Work request – Every line in the entries where "Fahrereinsatz" is found should be copied.

Data for review –
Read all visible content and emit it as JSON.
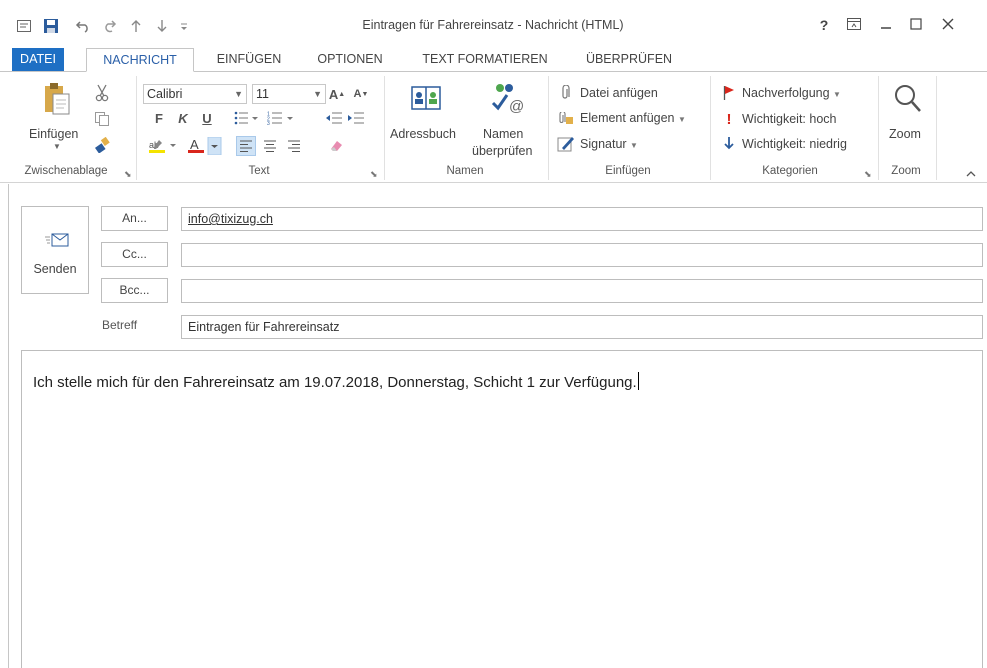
{
  "window": {
    "title": "Eintragen für Fahrereinsatz - Nachricht (HTML)",
    "help": "?",
    "controls": [
      "restore-ribbon",
      "minimize",
      "maximize",
      "close"
    ]
  },
  "quick_access": {
    "icons": [
      "outlook-app-icon",
      "save-icon",
      "undo-icon",
      "redo-icon",
      "up-arrow-icon",
      "down-arrow-icon",
      "customize-icon"
    ]
  },
  "tabs": [
    {
      "label": "DATEI"
    },
    {
      "label": "NACHRICHT"
    },
    {
      "label": "EINFÜGEN"
    },
    {
      "label": "OPTIONEN"
    },
    {
      "label": "TEXT FORMATIEREN"
    },
    {
      "label": "ÜBERPRÜFEN"
    }
  ],
  "ribbon": {
    "clipboard": {
      "paste_label": "Einfügen",
      "group_label": "Zwischenablage"
    },
    "text": {
      "font": "Calibri",
      "size": "11",
      "bold": "F",
      "italic": "K",
      "underline": "U",
      "group_label": "Text"
    },
    "names": {
      "addressbook": "Adressbuch",
      "check_names_1": "Namen",
      "check_names_2": "überprüfen",
      "group_label": "Namen"
    },
    "include": {
      "attach_file": "Datei anfügen",
      "attach_item": "Element anfügen",
      "signature": "Signatur",
      "group_label": "Einfügen"
    },
    "tags": {
      "followup": "Nachverfolgung",
      "high": "Wichtigkeit: hoch",
      "low": "Wichtigkeit: niedrig",
      "group_label": "Kategorien"
    },
    "zoom": {
      "button_label": "Zoom",
      "group_label": "Zoom"
    }
  },
  "compose": {
    "send_label": "Senden",
    "to_label": "An...",
    "cc_label": "Cc...",
    "bcc_label": "Bcc...",
    "subject_label": "Betreff",
    "to_value": "info@tixizug.ch",
    "cc_value": "",
    "bcc_value": "",
    "subject_value": "Eintragen für Fahrereinsatz",
    "body": "Ich stelle mich für den Fahrereinsatz am 19.07.2018, Donnerstag, Schicht 1 zur Verfügung."
  },
  "colors": {
    "accent": "#1e6fc4",
    "active_tab_text": "#2a5fa8",
    "highlight_color": "#f4e300",
    "font_color": "#d9261c",
    "flag_color": "#d9261c"
  }
}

Response area –
    "title": "Eintragen für Fahrereinsatz - Nachricht (HTML)",
    "subject_value": "Eintragen für Fahrereinsatz",
    "body": "Ich stelle mich für den Fahrereinsatz am 19.07.2018, Donnerstag, Schicht 1 zur Verfügung."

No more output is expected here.